## App and web page records:

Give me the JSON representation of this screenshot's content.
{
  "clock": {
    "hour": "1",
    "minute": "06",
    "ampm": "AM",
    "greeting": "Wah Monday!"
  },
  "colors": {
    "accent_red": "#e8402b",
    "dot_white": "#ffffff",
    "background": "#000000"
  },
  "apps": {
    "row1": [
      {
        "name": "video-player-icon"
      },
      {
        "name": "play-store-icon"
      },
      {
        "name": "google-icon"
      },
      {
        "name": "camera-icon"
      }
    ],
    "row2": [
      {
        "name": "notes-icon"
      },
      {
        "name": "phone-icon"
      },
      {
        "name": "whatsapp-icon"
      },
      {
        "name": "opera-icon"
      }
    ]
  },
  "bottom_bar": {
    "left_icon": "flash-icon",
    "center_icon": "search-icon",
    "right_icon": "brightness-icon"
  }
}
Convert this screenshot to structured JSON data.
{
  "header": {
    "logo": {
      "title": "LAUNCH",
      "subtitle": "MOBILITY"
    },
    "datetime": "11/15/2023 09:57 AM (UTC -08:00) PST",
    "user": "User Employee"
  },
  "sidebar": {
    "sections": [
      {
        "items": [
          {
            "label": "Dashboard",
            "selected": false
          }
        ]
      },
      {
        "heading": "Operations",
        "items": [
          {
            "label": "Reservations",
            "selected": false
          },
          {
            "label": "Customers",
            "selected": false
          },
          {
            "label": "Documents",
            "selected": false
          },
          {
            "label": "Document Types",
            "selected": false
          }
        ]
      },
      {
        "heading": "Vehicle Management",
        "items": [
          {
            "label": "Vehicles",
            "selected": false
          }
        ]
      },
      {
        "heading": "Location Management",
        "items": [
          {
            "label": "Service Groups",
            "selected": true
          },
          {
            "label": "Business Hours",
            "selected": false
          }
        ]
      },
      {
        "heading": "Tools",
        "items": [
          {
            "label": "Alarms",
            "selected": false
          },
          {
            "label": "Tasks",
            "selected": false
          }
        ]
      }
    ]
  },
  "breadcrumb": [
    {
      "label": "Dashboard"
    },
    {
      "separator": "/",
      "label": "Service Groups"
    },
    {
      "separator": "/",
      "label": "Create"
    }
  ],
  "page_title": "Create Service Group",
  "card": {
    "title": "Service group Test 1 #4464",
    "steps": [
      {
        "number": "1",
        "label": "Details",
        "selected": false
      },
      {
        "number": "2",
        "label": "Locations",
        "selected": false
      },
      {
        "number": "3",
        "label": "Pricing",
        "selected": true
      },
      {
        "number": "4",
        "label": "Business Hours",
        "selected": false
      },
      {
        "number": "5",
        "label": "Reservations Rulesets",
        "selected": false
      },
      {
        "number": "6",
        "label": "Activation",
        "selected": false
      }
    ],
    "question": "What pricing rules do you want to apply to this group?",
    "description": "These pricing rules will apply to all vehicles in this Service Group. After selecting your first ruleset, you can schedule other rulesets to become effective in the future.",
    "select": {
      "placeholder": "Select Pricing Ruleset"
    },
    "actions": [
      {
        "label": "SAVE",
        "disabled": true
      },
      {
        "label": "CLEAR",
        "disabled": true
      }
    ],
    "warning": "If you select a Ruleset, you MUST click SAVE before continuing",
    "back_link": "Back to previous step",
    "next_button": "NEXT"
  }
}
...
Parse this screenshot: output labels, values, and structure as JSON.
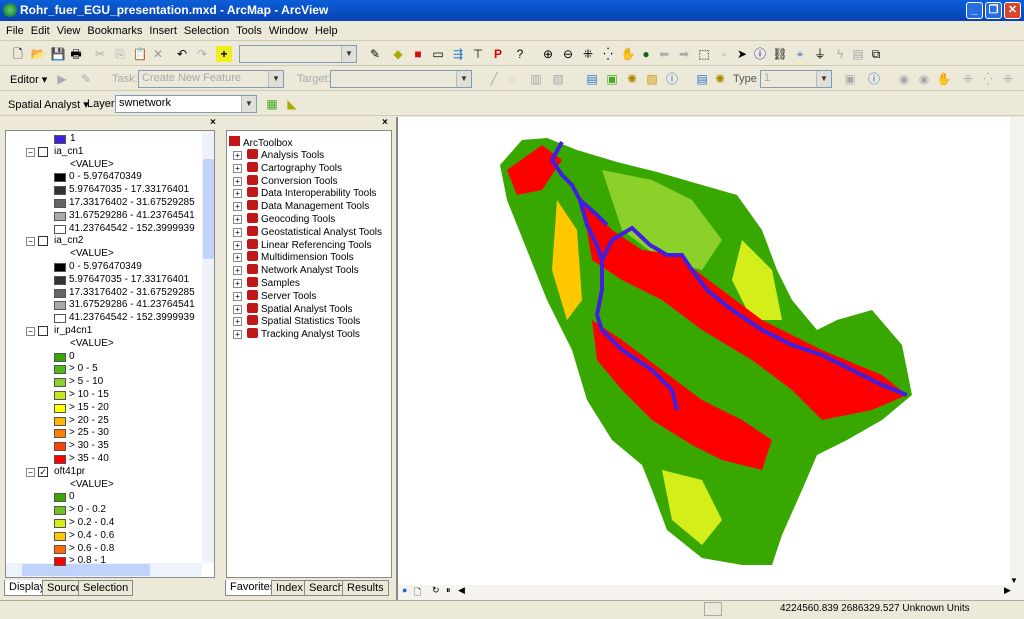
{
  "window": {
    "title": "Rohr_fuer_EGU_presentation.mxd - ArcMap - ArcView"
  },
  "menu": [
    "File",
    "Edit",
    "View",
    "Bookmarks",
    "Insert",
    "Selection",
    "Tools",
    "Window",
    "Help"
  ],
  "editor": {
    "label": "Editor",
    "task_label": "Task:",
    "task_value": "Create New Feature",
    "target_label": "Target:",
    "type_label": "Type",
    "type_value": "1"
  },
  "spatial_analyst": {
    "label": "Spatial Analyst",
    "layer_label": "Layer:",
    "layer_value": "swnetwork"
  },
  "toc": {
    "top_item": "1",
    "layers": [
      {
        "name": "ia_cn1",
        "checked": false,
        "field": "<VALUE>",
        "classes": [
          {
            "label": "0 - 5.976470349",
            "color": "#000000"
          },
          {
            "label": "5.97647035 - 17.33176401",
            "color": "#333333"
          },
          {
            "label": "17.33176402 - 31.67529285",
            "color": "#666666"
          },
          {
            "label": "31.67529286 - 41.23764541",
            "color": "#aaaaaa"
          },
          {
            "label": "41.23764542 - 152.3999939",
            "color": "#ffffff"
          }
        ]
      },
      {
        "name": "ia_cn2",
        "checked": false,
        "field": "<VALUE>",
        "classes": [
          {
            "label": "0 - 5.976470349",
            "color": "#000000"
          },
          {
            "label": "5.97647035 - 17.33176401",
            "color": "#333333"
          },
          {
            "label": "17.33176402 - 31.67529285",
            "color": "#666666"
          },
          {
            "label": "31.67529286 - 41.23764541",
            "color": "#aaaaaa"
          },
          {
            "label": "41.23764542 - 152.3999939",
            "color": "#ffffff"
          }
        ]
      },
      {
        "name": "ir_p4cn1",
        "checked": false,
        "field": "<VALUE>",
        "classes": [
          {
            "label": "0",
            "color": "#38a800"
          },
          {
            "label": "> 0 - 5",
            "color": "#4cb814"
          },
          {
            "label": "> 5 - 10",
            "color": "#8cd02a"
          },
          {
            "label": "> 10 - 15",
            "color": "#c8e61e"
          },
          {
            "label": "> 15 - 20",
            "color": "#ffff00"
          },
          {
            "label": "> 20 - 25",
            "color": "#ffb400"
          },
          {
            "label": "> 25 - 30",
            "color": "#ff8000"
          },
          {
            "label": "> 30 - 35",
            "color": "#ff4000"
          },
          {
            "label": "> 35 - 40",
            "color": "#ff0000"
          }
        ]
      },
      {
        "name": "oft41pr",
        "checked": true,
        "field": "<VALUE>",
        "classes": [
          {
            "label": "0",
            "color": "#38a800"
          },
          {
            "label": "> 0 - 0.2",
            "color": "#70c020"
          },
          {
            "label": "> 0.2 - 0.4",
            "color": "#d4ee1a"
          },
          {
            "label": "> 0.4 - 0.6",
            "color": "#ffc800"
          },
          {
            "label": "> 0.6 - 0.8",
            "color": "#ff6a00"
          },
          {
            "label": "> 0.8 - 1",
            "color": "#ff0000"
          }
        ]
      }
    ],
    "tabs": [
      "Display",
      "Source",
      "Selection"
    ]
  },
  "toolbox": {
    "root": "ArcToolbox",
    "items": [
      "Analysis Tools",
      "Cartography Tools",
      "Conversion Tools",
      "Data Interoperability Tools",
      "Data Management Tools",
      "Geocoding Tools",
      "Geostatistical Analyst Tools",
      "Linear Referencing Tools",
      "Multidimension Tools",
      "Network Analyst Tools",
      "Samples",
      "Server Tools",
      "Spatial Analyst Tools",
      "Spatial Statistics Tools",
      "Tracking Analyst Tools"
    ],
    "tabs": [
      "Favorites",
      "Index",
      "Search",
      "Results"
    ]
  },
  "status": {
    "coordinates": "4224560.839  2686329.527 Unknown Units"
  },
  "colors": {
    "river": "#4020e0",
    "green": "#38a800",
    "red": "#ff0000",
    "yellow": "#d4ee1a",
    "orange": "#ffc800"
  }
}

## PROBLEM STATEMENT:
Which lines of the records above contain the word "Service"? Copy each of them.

## SOLUTION FOR THIS TASK:
            "label": "Service Groups",
      "label": "Service Groups"
  "page_title": "Create Service Group",
    "title": "Service group Test 1 #4464",
    "description": "These pricing rules will apply to all vehicles in this Service Group. After selecting your first ruleset, you can schedule other rulesets to become effective in the future.",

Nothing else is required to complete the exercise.